Restate the data below word for word, and let no image into your version.

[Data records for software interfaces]

★ ★ ★ ★ ★ ★ ★

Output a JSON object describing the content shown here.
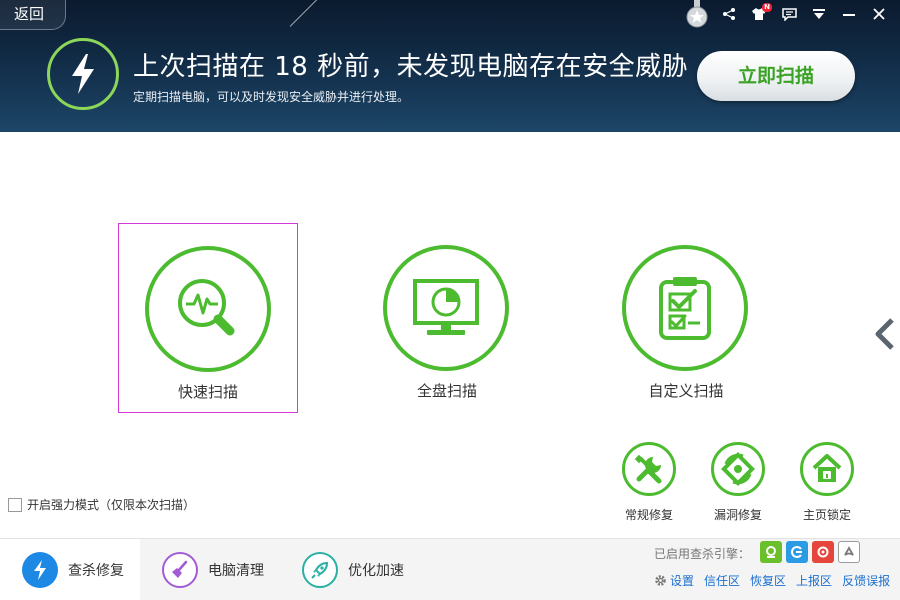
{
  "header": {
    "back_label": "返回",
    "headline": "上次扫描在 18 秒前，未发现电脑存在安全威胁",
    "subline": "定期扫描电脑，可以及时发现安全威胁并进行处理。",
    "scan_now_label": "立即扫描",
    "top_icons": [
      "medal-icon",
      "share-icon",
      "skin-icon",
      "message-icon",
      "menu-icon",
      "minimize-icon",
      "close-icon"
    ],
    "skin_badge": "N"
  },
  "scan_options": [
    {
      "label": "快速扫描",
      "icon": "quick-scan-icon",
      "selected": true
    },
    {
      "label": "全盘扫描",
      "icon": "full-scan-icon",
      "selected": false
    },
    {
      "label": "自定义扫描",
      "icon": "custom-scan-icon",
      "selected": false
    }
  ],
  "tools": [
    {
      "label": "常规修复",
      "icon": "tools-icon"
    },
    {
      "label": "漏洞修复",
      "icon": "vulnerability-icon"
    },
    {
      "label": "主页锁定",
      "icon": "home-lock-icon"
    }
  ],
  "strong_mode": {
    "label": "开启强力模式（仅限本次扫描）",
    "checked": false
  },
  "bottom_tabs": [
    {
      "label": "查杀修复",
      "icon": "bolt-icon",
      "active": true
    },
    {
      "label": "电脑清理",
      "icon": "broom-icon",
      "active": false
    },
    {
      "label": "优化加速",
      "icon": "rocket-icon",
      "active": false
    }
  ],
  "engines": {
    "label": "已启用查杀引擎：",
    "icons": [
      "engine-green-icon",
      "engine-blue-icon",
      "engine-red-icon",
      "engine-gray-icon"
    ]
  },
  "bottom_links": {
    "settings": "设置",
    "trust": "信任区",
    "restore": "恢复区",
    "upload": "上报区",
    "feedback": "反馈误报"
  },
  "colors": {
    "accent_green": "#4cbb2f",
    "header_bg": "#13304c",
    "link_blue": "#1a6fd0",
    "selection": "#d23bd6"
  }
}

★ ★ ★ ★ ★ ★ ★

== Your solution ==
Output a JSON object describing the content shown here.
{
  "header": {
    "back_label": "返回",
    "headline": "上次扫描在 18 秒前，未发现电脑存在安全威胁",
    "subline": "定期扫描电脑，可以及时发现安全威胁并进行处理。",
    "scan_now_label": "立即扫描",
    "top_icons": [
      "medal-icon",
      "share-icon",
      "skin-icon",
      "message-icon",
      "menu-icon",
      "minimize-icon",
      "close-icon"
    ],
    "skin_badge": "N"
  },
  "scan_options": [
    {
      "label": "快速扫描",
      "icon": "quick-scan-icon",
      "selected": true
    },
    {
      "label": "全盘扫描",
      "icon": "full-scan-icon",
      "selected": false
    },
    {
      "label": "自定义扫描",
      "icon": "custom-scan-icon",
      "selected": false
    }
  ],
  "tools": [
    {
      "label": "常规修复",
      "icon": "tools-icon"
    },
    {
      "label": "漏洞修复",
      "icon": "vulnerability-icon"
    },
    {
      "label": "主页锁定",
      "icon": "home-lock-icon"
    }
  ],
  "strong_mode": {
    "label": "开启强力模式（仅限本次扫描）",
    "checked": false
  },
  "bottom_tabs": [
    {
      "label": "查杀修复",
      "icon": "bolt-icon",
      "active": true
    },
    {
      "label": "电脑清理",
      "icon": "broom-icon",
      "active": false
    },
    {
      "label": "优化加速",
      "icon": "rocket-icon",
      "active": false
    }
  ],
  "engines": {
    "label": "已启用查杀引擎：",
    "icons": [
      "engine-green-icon",
      "engine-blue-icon",
      "engine-red-icon",
      "engine-gray-icon"
    ]
  },
  "bottom_links": {
    "settings": "设置",
    "trust": "信任区",
    "restore": "恢复区",
    "upload": "上报区",
    "feedback": "反馈误报"
  },
  "colors": {
    "accent_green": "#4cbb2f",
    "header_bg": "#13304c",
    "link_blue": "#1a6fd0",
    "selection": "#d23bd6"
  }
}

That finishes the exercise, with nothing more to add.